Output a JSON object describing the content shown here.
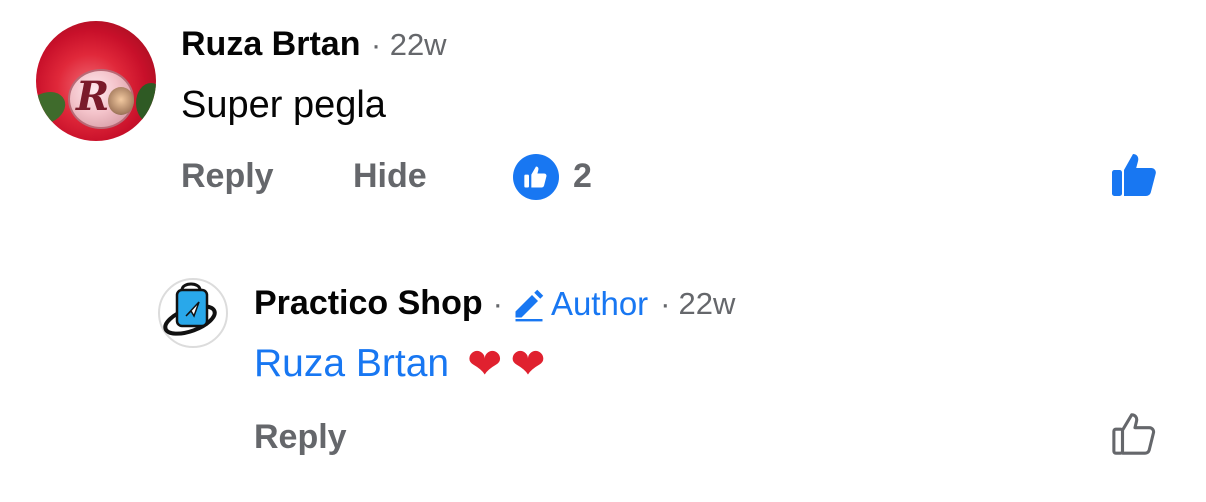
{
  "comment": {
    "author": "Ruza Brtan",
    "separator": "·",
    "time": "22w",
    "text": "Super pegla",
    "actions": {
      "reply": "Reply",
      "hide": "Hide"
    },
    "reaction_count": "2",
    "reaction_icon": "like-icon",
    "avatar_monogram": "R"
  },
  "reply": {
    "author": "Practico Shop",
    "separator": "·",
    "author_badge": "Author",
    "separator2": "·",
    "time": "22w",
    "mention": "Ruza Brtan",
    "hearts": [
      "❤",
      "❤"
    ],
    "actions": {
      "reply": "Reply"
    }
  },
  "colors": {
    "accent": "#1877f2",
    "secondary_text": "#65676b",
    "primary_text": "#050505",
    "heart": "#e0212f"
  }
}
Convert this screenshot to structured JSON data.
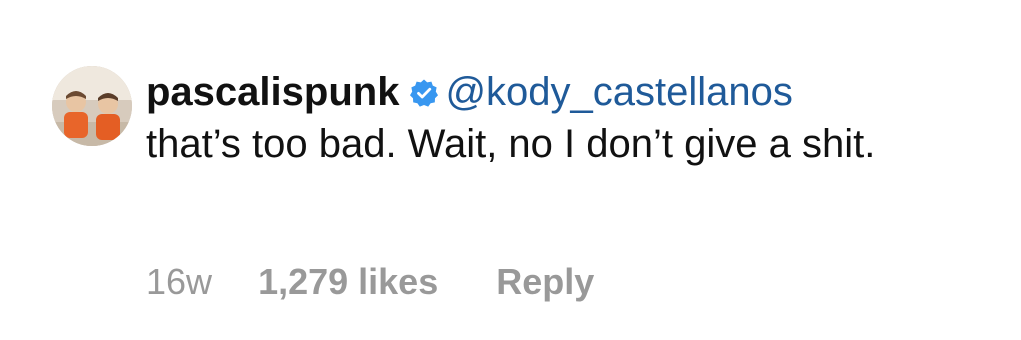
{
  "comment": {
    "avatar_icon": "profile-photo-two-children-orange-shirts",
    "username": "pascalispunk",
    "verified_icon": "verified-badge-icon",
    "mention": "@kody_castellanos",
    "text": "that’s too bad. Wait, no I don’t give a shit.",
    "timestamp": "16w",
    "likes": "1,279 likes",
    "reply_label": "Reply"
  },
  "colors": {
    "username": "#111111",
    "mention": "#1f5a99",
    "meta": "#999999",
    "verified_badge": "#3897f0"
  }
}
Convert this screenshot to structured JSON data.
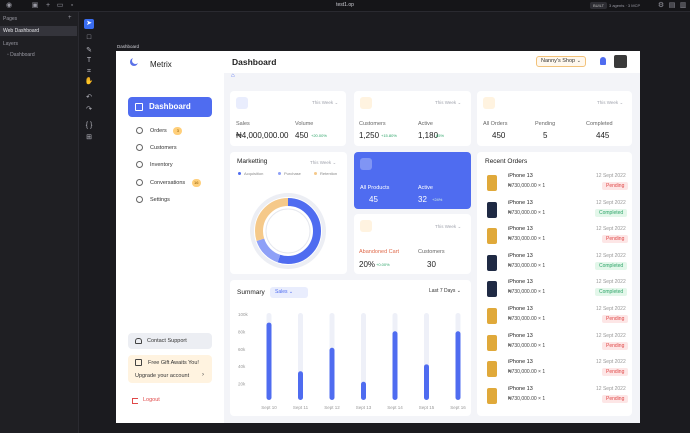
{
  "app": {
    "window_title": "test1.op",
    "mode_badge": "BUILT",
    "agents_status": "3 agents · 3 MCP",
    "left_panel": {
      "pages_label": "Pages",
      "add_icon": "plus-icon",
      "pages": [
        "Web Dashboard"
      ],
      "layers_label": "Layers",
      "layers": [
        "Dashboard"
      ]
    },
    "frame_label": "Dashboard",
    "tools": [
      "cursor-icon",
      "frame-icon",
      "pen-icon",
      "text-icon",
      "crop-icon",
      "hand-icon",
      "undo-icon",
      "redo-icon",
      "code-icon",
      "grid-icon"
    ]
  },
  "dashboard": {
    "brand": "Metrix",
    "nav": {
      "active": "Dashboard",
      "items": [
        {
          "label": "Orders",
          "badge": "3",
          "icon": "bag-icon"
        },
        {
          "label": "Customers",
          "badge": "",
          "icon": "users-icon"
        },
        {
          "label": "Inventory",
          "badge": "",
          "icon": "folder-icon"
        },
        {
          "label": "Conversations",
          "badge": "16",
          "icon": "chat-icon"
        },
        {
          "label": "Settings",
          "badge": "",
          "icon": "gear-icon"
        }
      ]
    },
    "support": "Contact Support",
    "gift": {
      "title": "Free Gift Awaits You!",
      "cta": "Upgrade your account"
    },
    "logout": "Logout",
    "header": {
      "title": "Dashboard",
      "shop": "Nanny's Shop"
    },
    "period": "This Week",
    "sales_card": {
      "labels": [
        "Sales",
        "Volume"
      ],
      "values": [
        "₦4,000,000.00",
        "450"
      ],
      "deltas": [
        "",
        "+20.00%"
      ]
    },
    "customers_card": {
      "labels": [
        "Customers",
        "Active"
      ],
      "values": [
        "1,250",
        "1,180"
      ],
      "deltas": [
        "+15.80%",
        "85%"
      ]
    },
    "orders_card": {
      "labels": [
        "All Orders",
        "Pending",
        "Completed"
      ],
      "values": [
        "450",
        "5",
        "445"
      ]
    },
    "marketing": {
      "title": "Marketting",
      "legend": [
        "Acquisition",
        "Purchase",
        "Retention"
      ],
      "colors": [
        "#4f6cf0",
        "#8ea0f7",
        "#f5c98a"
      ]
    },
    "products_card": {
      "labels": [
        "All Products",
        "Active"
      ],
      "values": [
        "45",
        "32"
      ],
      "delta": "+24%"
    },
    "cart_card": {
      "labels": [
        "Abandoned Cart",
        "Customers"
      ],
      "values": [
        "20%",
        "30"
      ],
      "delta": "+0.00%"
    },
    "recent_orders": {
      "title": "Recent Orders",
      "items": [
        {
          "name": "iPhone 13",
          "price": "₦730,000.00 × 1",
          "date": "12 Sept 2022",
          "status": "Pending"
        },
        {
          "name": "iPhone 13",
          "price": "₦730,000.00 × 1",
          "date": "12 Sept 2022",
          "status": "Completed"
        },
        {
          "name": "iPhone 13",
          "price": "₦730,000.00 × 1",
          "date": "12 Sept 2022",
          "status": "Pending"
        },
        {
          "name": "iPhone 13",
          "price": "₦730,000.00 × 1",
          "date": "12 Sept 2022",
          "status": "Completed"
        },
        {
          "name": "iPhone 13",
          "price": "₦730,000.00 × 1",
          "date": "12 Sept 2022",
          "status": "Completed"
        },
        {
          "name": "iPhone 13",
          "price": "₦730,000.00 × 1",
          "date": "12 Sept 2022",
          "status": "Pending"
        },
        {
          "name": "iPhone 13",
          "price": "₦730,000.00 × 1",
          "date": "12 Sept 2022",
          "status": "Pending"
        },
        {
          "name": "iPhone 13",
          "price": "₦730,000.00 × 1",
          "date": "12 Sept 2022",
          "status": "Pending"
        },
        {
          "name": "iPhone 13",
          "price": "₦730,000.00 × 1",
          "date": "12 Sept 2022",
          "status": "Pending"
        }
      ]
    },
    "summary": {
      "title": "Summary",
      "select": "Sales",
      "range": "Last 7 Days"
    }
  },
  "chart_data": [
    {
      "type": "pie",
      "categories": [
        "Acquisition",
        "Purchase",
        "Retention"
      ],
      "values": [
        55,
        15,
        30
      ]
    },
    {
      "type": "bar",
      "categories": [
        "Sept 10",
        "Sept 11",
        "Sept 12",
        "Sept 13",
        "Sept 14",
        "Sept 15",
        "Sept 16"
      ],
      "values": [
        89,
        33,
        60,
        21,
        79,
        41,
        79
      ],
      "ylim": [
        0,
        100
      ],
      "y_ticks": [
        "100k",
        "80k",
        "60k",
        "40k",
        "20k"
      ]
    }
  ]
}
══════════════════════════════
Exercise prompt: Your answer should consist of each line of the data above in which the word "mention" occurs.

Response:
    "mention": "Ruza Brtan",
    "mention": "@kody_castellanos",
    "mention": "#1f5a99",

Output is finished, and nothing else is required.